Guest post by Kay at KayTravelsLife.com
When you decided to take to the road with your family, you imagined smiling faces and photo ops at roadside nature parks. Only after making reservations did you become overwhelmed with preparing your family for even a short trip!
When I worked outside of my home full-time and commuted three hours each day, every minute was precious! I had to develop a system for careful time management before a trip. By planning your time, you can:
- Get more than two hours of sleep the night before you leave.
- Avoid the cost and time spent on last-minute trips to the store.
- Save money on your travels by foreseeing and bringing everything you’ll need instead of buying it on the road.
- Be relaxed and rested instead of rushed and exhausted!
A week or two before your trip, set aside an hour when the kids are asleep and your husband is occupied but available for consultation. Make four lists:
1.What to Bring
Get detailed. Think of everything you will need, down to socks and baby’s bottle. Don’t leave an item off because you think it is obvious. I have been known to forget my shoes or forget to pack diapers in the diaper bag.
2. What to Borrow or Buy
List items you’ll need to purchase for your trip and where you’ll need to get them. Also, brainstorm whether you know someone you can borrow it from instead or purchasing it.
3. Grocery List/Menu Plan
This list is mainly for campers, but making your own breakfasts in a hotel room or lunches at rest stops will save you money. If you’re camping, a thorough list will save you time at the grocery store and help avoid a trip to the nearest town for peanut butter. Don’t forget snacks!
4. Most importantly, list out each day preceding your trip and assign one or two tasks for each.
Map out which day you will do the laundry, for example, which lunch hour you’ll do the grocery shopping, which evening you’ll take the dog to the boarder, run to a friend’s to borrow a cooler and when you’ll pack the clothes.

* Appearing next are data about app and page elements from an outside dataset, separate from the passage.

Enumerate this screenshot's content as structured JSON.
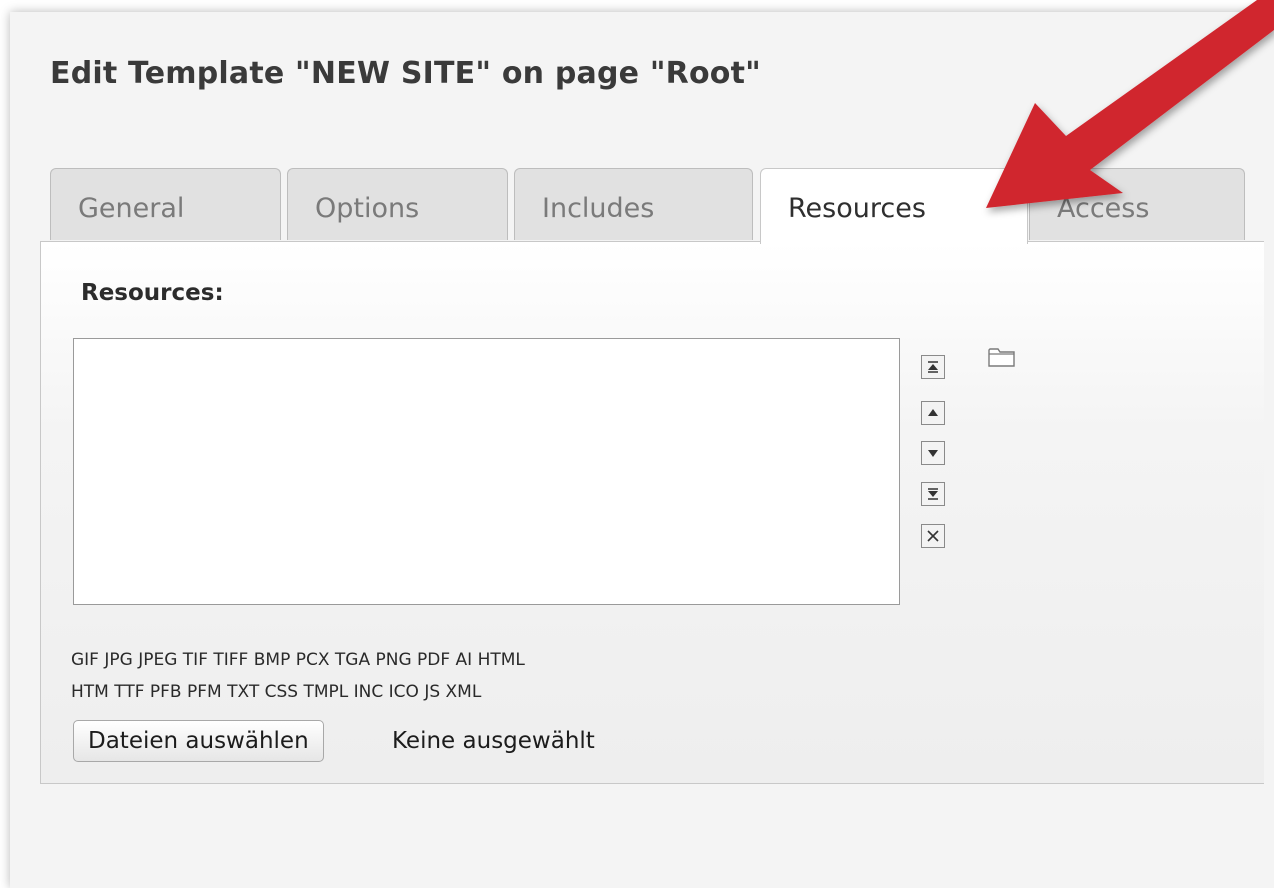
{
  "page": {
    "title": "Edit Template \"NEW SITE\" on page \"Root\""
  },
  "tabs": [
    {
      "label": "General",
      "active": false
    },
    {
      "label": "Options",
      "active": false
    },
    {
      "label": "Includes",
      "active": false
    },
    {
      "label": "Resources",
      "active": true
    },
    {
      "label": "Access",
      "active": false
    }
  ],
  "resources": {
    "section_label": "Resources:",
    "list_items": [],
    "controls": [
      {
        "icon": "move-to-top-icon"
      },
      {
        "icon": "move-up-icon"
      },
      {
        "icon": "move-down-icon"
      },
      {
        "icon": "move-to-bottom-icon"
      },
      {
        "icon": "remove-icon"
      }
    ],
    "browse_icon": "folder-icon",
    "allowed_types_line1": "GIF JPG JPEG TIF TIFF BMP PCX TGA PNG PDF AI HTML",
    "allowed_types_line2": "HTM TTF PFB PFM TXT CSS TMPL INC ICO JS XML",
    "file_button_label": "Dateien auswählen",
    "file_status": "Keine ausgewählt"
  },
  "annotation": {
    "arrow_color": "#d0262f",
    "arrow_points_to": "Resources"
  }
}
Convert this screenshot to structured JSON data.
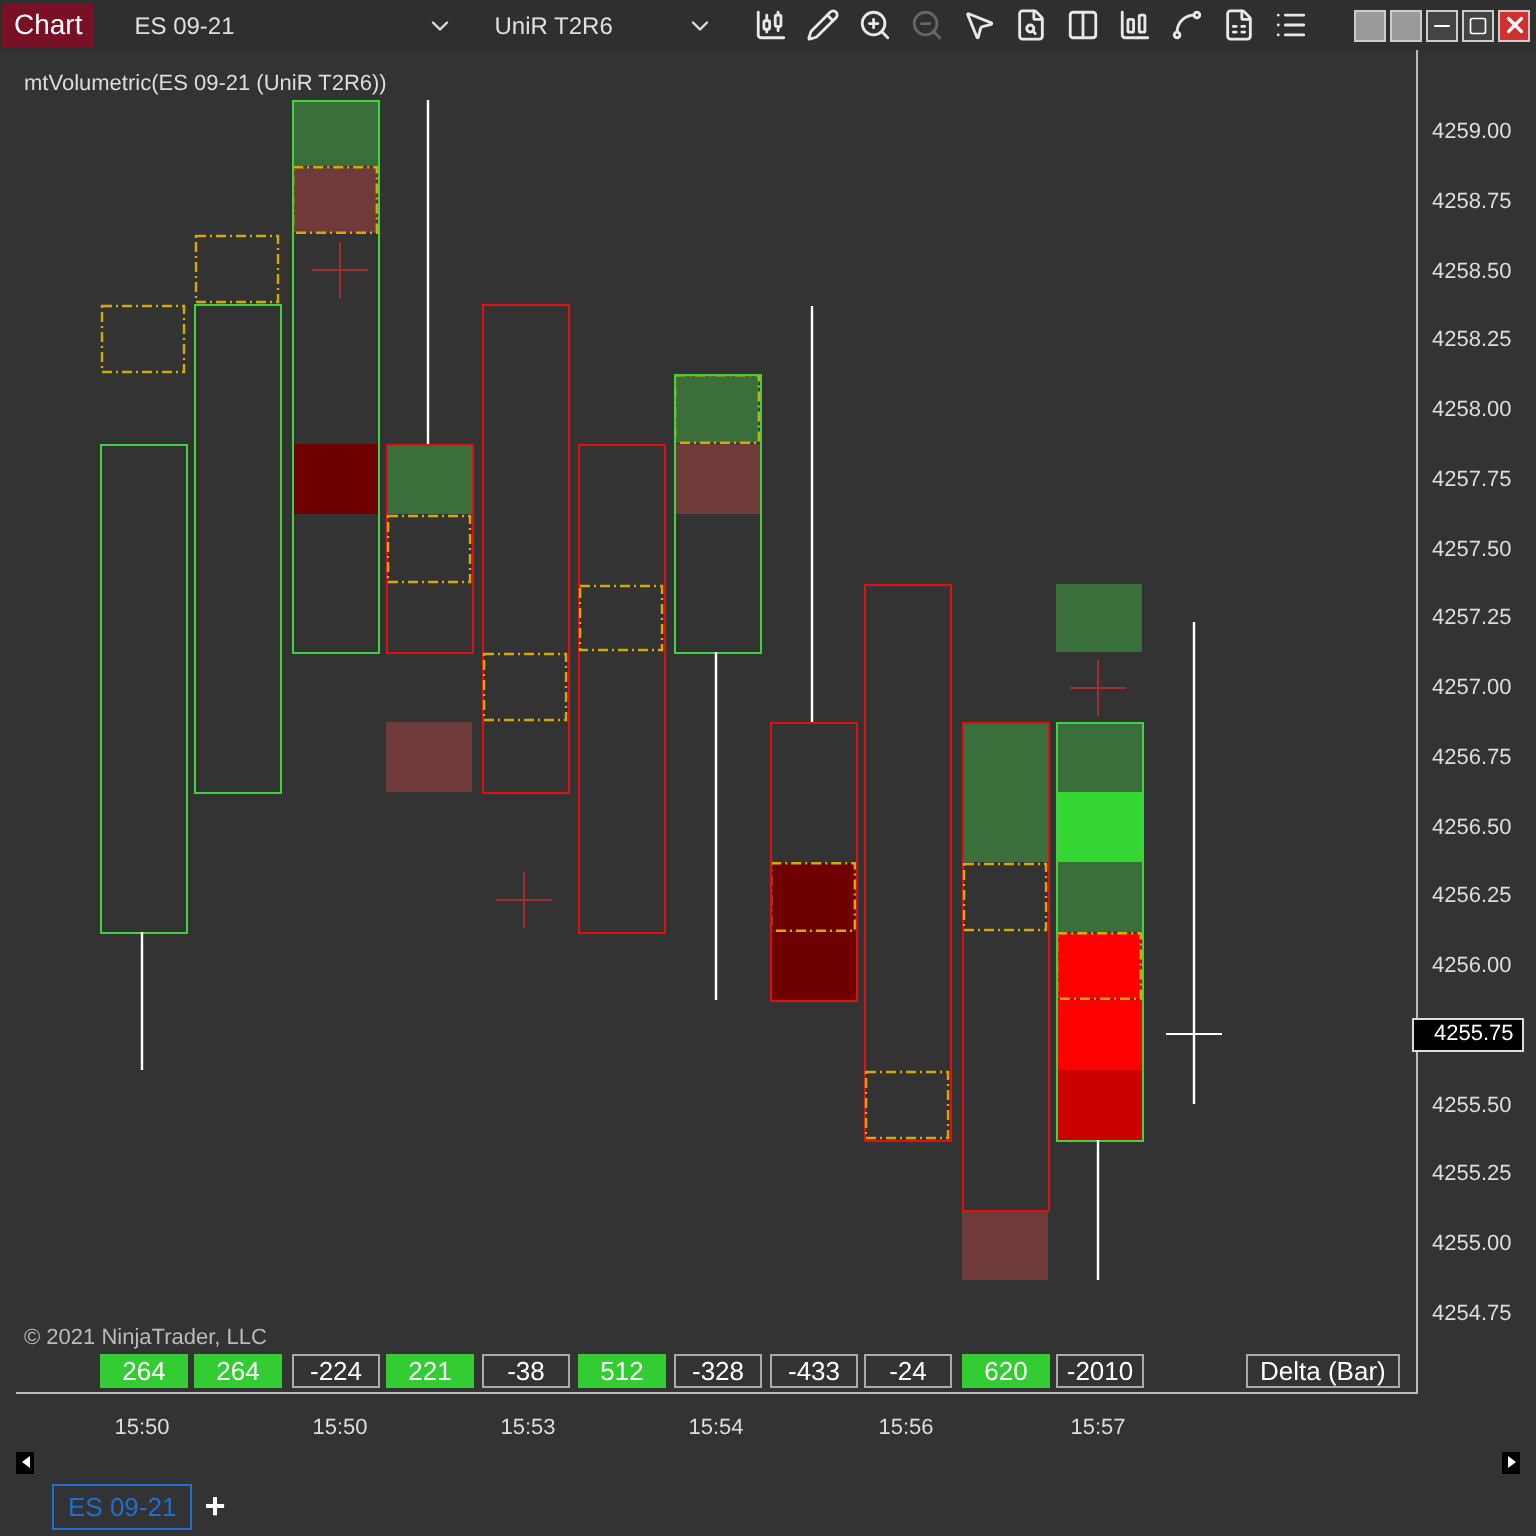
{
  "toolbar": {
    "title": "Chart",
    "instrument": "ES 09-21",
    "bars_type": "UniR T2R6"
  },
  "chart": {
    "indicator_label": "mtVolumetric(ES 09-21 (UniR T2R6))",
    "price_axis": [
      "4259.00",
      "4258.75",
      "4258.50",
      "4258.25",
      "4258.00",
      "4257.75",
      "4257.50",
      "4257.25",
      "4257.00",
      "4256.75",
      "4256.50",
      "4256.25",
      "4256.00",
      "4255.50",
      "4255.25",
      "4255.00",
      "4254.75"
    ],
    "current_price": "4255.75",
    "copyright": "© 2021 NinjaTrader, LLC",
    "delta_row": [
      {
        "value": "264",
        "positive": true
      },
      {
        "value": "264",
        "positive": true
      },
      {
        "value": "-224",
        "positive": false
      },
      {
        "value": "221",
        "positive": true
      },
      {
        "value": "-38",
        "positive": false
      },
      {
        "value": "512",
        "positive": true
      },
      {
        "value": "-328",
        "positive": false
      },
      {
        "value": "-433",
        "positive": false
      },
      {
        "value": "-24",
        "positive": false
      },
      {
        "value": "620",
        "positive": true
      },
      {
        "value": "-2010",
        "positive": false
      }
    ],
    "delta_label": "Delta (Bar)",
    "time_labels": [
      "15:50",
      "15:50",
      "15:53",
      "15:54",
      "15:56",
      "15:57"
    ]
  },
  "tabs": [
    {
      "label": "ES 09-21",
      "selected": true
    }
  ],
  "add_tab": "+"
}
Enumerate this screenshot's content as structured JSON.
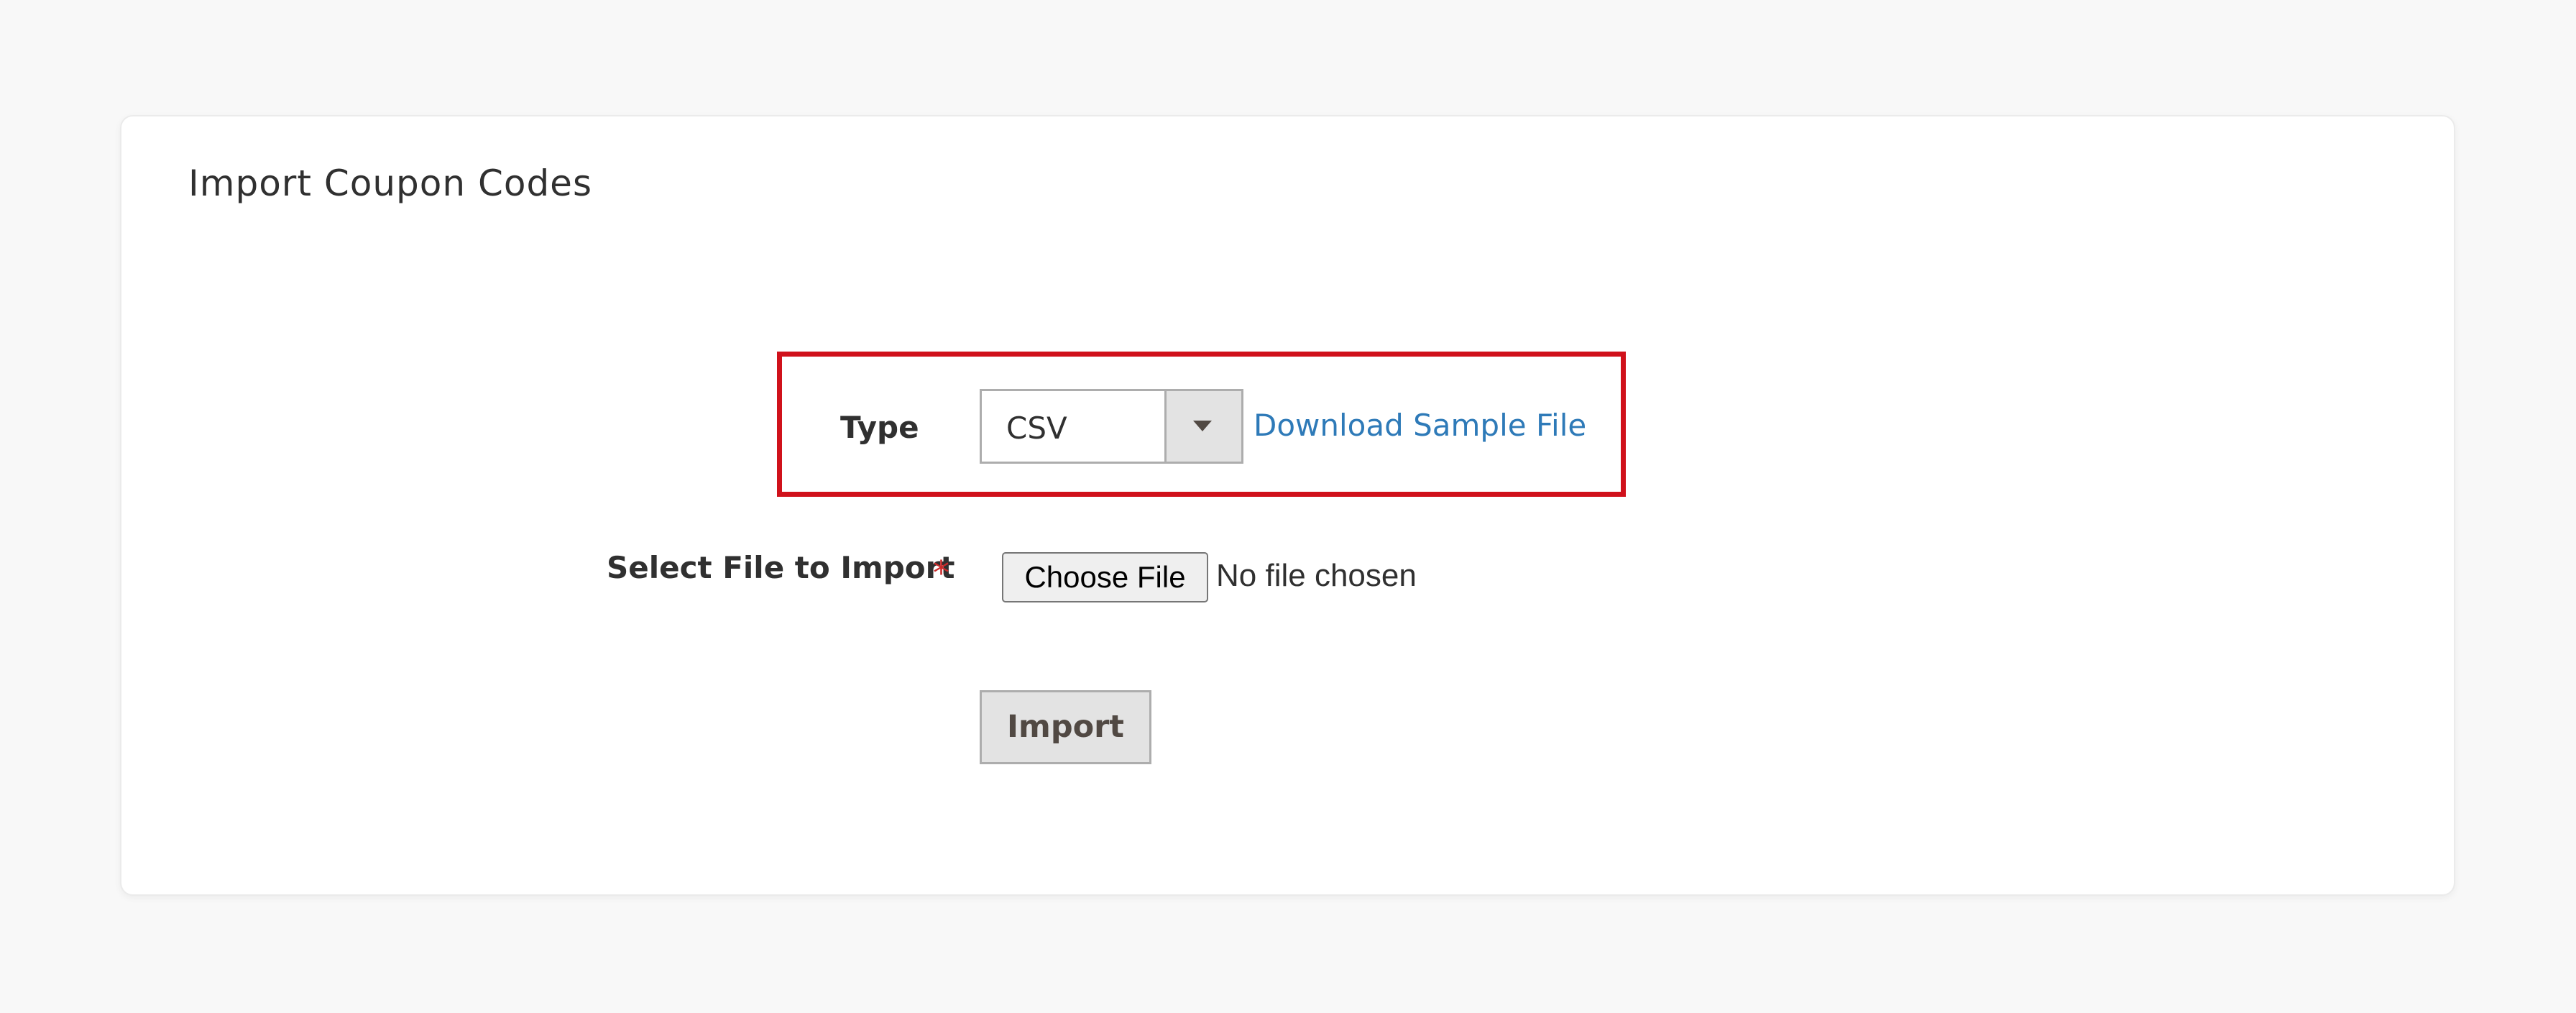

Include time the night before you leave to pack the car. Preparations will be less intimidating if you only have one or two things to do each evening, and you’ll avoid the last-minute rush and frustration of beginning your trip stressed. Since I have only one free hour a night, this list is crucial.
Save those lists!
When you return, revise the lists from your experience, note the occasion and duration (“Christmas at Granny’s, three days two nights”) and file them away. Next time you want to get out of town, you’ll be way ahead of the game!
Kay travels Texas and beyond with her husband and toddling son, whose first road trip included camping in the wilderness of the Big Bend area when he was just seven months old. Visit Kay at KayTravelsLife.com.
photo by chris runoff